Task details
Report every line below that holds the word "n아파트".

Material provided
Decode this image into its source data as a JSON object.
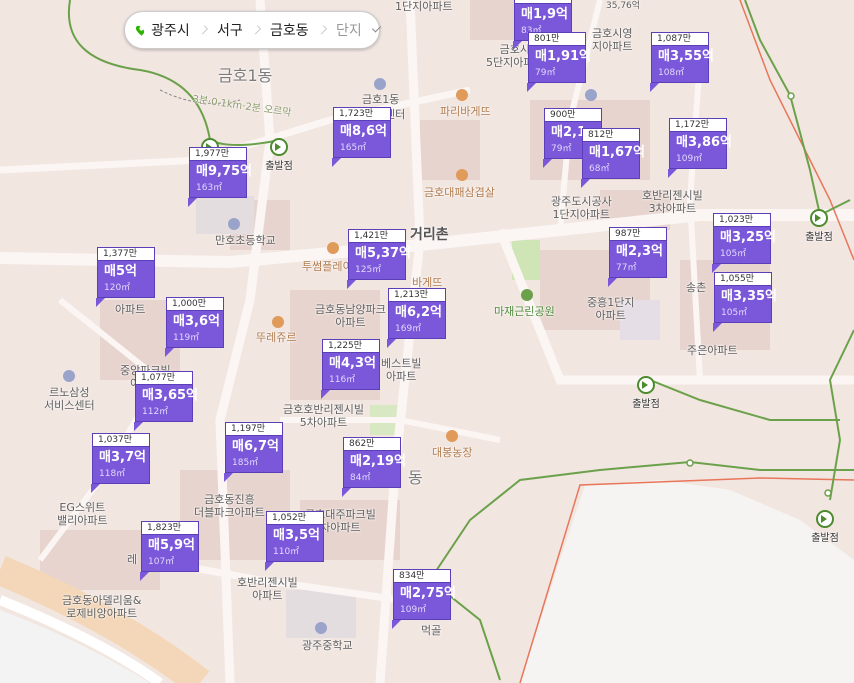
{
  "breadcrumb": {
    "region": "광주시",
    "district": "서구",
    "dong": "금호동",
    "filter": "단지"
  },
  "colors": {
    "marker_purple": "#7b57d9",
    "trail_green": "#5a9a3c",
    "boundary_red": "#e8765a",
    "pin_green": "#2db400"
  },
  "map_labels": {
    "area_big": "금호1동",
    "crossroad": "거리촌",
    "dong_fragment": "동",
    "trail_text": "3분·0.1km·2분 오르막",
    "apt_1danji_top": "1단지아파트",
    "apt_5danji": "금호시\n5단지아파트",
    "apt_siyeong": "금호시영\n지아파트",
    "office_1dong": "금호1동",
    "center": "센터",
    "paris1": "파리바게뜨",
    "paris2": "바게뜨",
    "market": "금호대패삼겹살",
    "school1": "만호초등학교",
    "twosome": "투썸플레이",
    "tous": "뚜레쥬르",
    "lotte": "르노삼성\n서비스센터",
    "jungheung": "중흥1단지\n아파트",
    "mazae": "마재근린공원",
    "songchon": "송촌",
    "jueun": "주은아파트",
    "bestville": "베스트빌\n아파트",
    "hobani5": "금호호반리젠시빌\n5차아파트",
    "hobani3": "호반리젠시빌\n3차아파트",
    "gwangjudosi": "광주도시공사\n1단지아파트",
    "daebong": "대봉농장",
    "jinheung": "금호동진흥\n더블파크아파트",
    "daeju": "금호대주파크빌\n차아파트",
    "egsuite": "EG스위트\n밸리아파트",
    "hobani_bottom": "호반리젠시빌\n아파트",
    "hanyang_apt": "아파트",
    "nampyeong": "금호동남양파크\n아파트",
    "jung_apt": "중앙파크빌\n아파트",
    "re": "레",
    "mado": "금호동아델리움&\n로제비앙아파트",
    "school2": "광주중학교",
    "start_label": "출발점",
    "meok": "먹골",
    "ville_top": "35,76억"
  },
  "markers": [
    {
      "ppp": "",
      "price": "매1,9억",
      "area": "83㎡"
    },
    {
      "ppp": "801만",
      "price": "매1,91억",
      "area": "79㎡"
    },
    {
      "ppp": "1,087만",
      "price": "매3,55억",
      "area": "108㎡"
    },
    {
      "ppp": "1,723만",
      "price": "매8,6억",
      "area": "165㎡"
    },
    {
      "ppp": "900만",
      "price": "매2,1",
      "area": "79㎡"
    },
    {
      "ppp": "812만",
      "price": "매1,67억",
      "area": "68㎡"
    },
    {
      "ppp": "1,172만",
      "price": "매3,86억",
      "area": "109㎡"
    },
    {
      "ppp": "1,977만",
      "price": "매9,75억",
      "area": "163㎡"
    },
    {
      "ppp": "1,023만",
      "price": "매3,25억",
      "area": "105㎡"
    },
    {
      "ppp": "1,421만",
      "price": "매5,37억",
      "area": "125㎡"
    },
    {
      "ppp": "987만",
      "price": "매2,3억",
      "area": "77㎡"
    },
    {
      "ppp": "1,377만",
      "price": "매5억",
      "area": "120㎡"
    },
    {
      "ppp": "1,055만",
      "price": "매3,35억",
      "area": "105㎡"
    },
    {
      "ppp": "1,213만",
      "price": "매6,2억",
      "area": "169㎡"
    },
    {
      "ppp": "1,000만",
      "price": "매3,6억",
      "area": "119㎡"
    },
    {
      "ppp": "1,225만",
      "price": "매4,3억",
      "area": "116㎡"
    },
    {
      "ppp": "1,077만",
      "price": "매3,65억",
      "area": "112㎡"
    },
    {
      "ppp": "1,197만",
      "price": "매6,7억",
      "area": "185㎡"
    },
    {
      "ppp": "1,037만",
      "price": "매3,7억",
      "area": "118㎡"
    },
    {
      "ppp": "862만",
      "price": "매2,19억",
      "area": "84㎡"
    },
    {
      "ppp": "1,052만",
      "price": "매3,5억",
      "area": "110㎡"
    },
    {
      "ppp": "1,823만",
      "price": "매5,9억",
      "area": "107㎡"
    },
    {
      "ppp": "834만",
      "price": "매2,75억",
      "area": "109㎡"
    }
  ]
}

Response to this task
    "jungheung": "중흥1단지\n아파트",
    "bestville": "베스트빌\n아파트",
    "hobani_bottom": "호반리젠시빌\n아파트",
    "nampyeong": "금호동남양파크\n아파트",
    "jung_apt": "중앙파크빌\n아파트",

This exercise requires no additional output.